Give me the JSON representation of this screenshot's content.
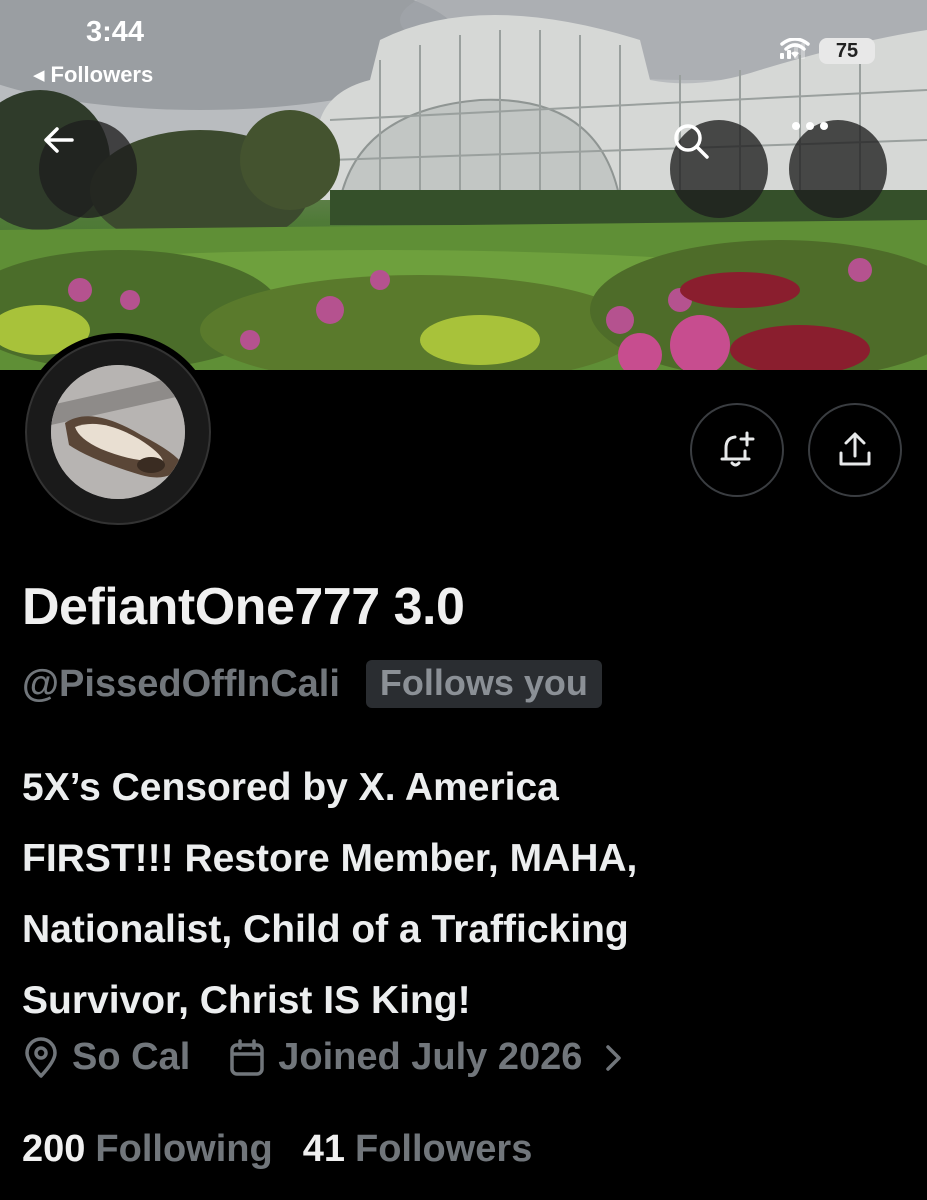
{
  "status_bar": {
    "time": "3:44",
    "back_label": "Followers",
    "battery": "75"
  },
  "profile": {
    "display_name": "DefiantOne777 3.0",
    "handle": "@PissedOffInCali",
    "follows_you": "Follows you",
    "bio_lines": [
      "5X’s Censored by X. America",
      "FIRST!!! Restore Member, MAHA,",
      "Nationalist, Child of a Trafficking",
      "Survivor, Christ IS King!"
    ],
    "location": "So Cal",
    "joined": "Joined July 2026",
    "following_count": "200",
    "following_label": "Following",
    "followers_count": "41",
    "followers_label": "Followers"
  },
  "icons": {
    "back": "arrow-left-icon",
    "search": "search-icon",
    "more": "more-icon",
    "notify": "bell-plus-icon",
    "share": "share-icon",
    "location": "location-pin-icon",
    "calendar": "calendar-icon",
    "chevron": "chevron-right-icon"
  },
  "colors": {
    "background": "#000000",
    "text_primary": "#e7e9ea",
    "text_secondary": "#71767b",
    "badge_bg": "#2a2d31"
  }
}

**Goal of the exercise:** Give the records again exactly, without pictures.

**Completed exercise:**
Give me the JSON representation of this screenshot's content.
{
  "status_bar": {
    "time": "3:44",
    "back_label": "Followers",
    "battery": "75"
  },
  "profile": {
    "display_name": "DefiantOne777 3.0",
    "handle": "@PissedOffInCali",
    "follows_you": "Follows you",
    "bio_lines": [
      "5X’s Censored by X. America",
      "FIRST!!! Restore Member, MAHA,",
      "Nationalist, Child of a Trafficking",
      "Survivor, Christ IS King!"
    ],
    "location": "So Cal",
    "joined": "Joined July 2026",
    "following_count": "200",
    "following_label": "Following",
    "followers_count": "41",
    "followers_label": "Followers"
  },
  "icons": {
    "back": "arrow-left-icon",
    "search": "search-icon",
    "more": "more-icon",
    "notify": "bell-plus-icon",
    "share": "share-icon",
    "location": "location-pin-icon",
    "calendar": "calendar-icon",
    "chevron": "chevron-right-icon"
  },
  "colors": {
    "background": "#000000",
    "text_primary": "#e7e9ea",
    "text_secondary": "#71767b",
    "badge_bg": "#2a2d31"
  }
}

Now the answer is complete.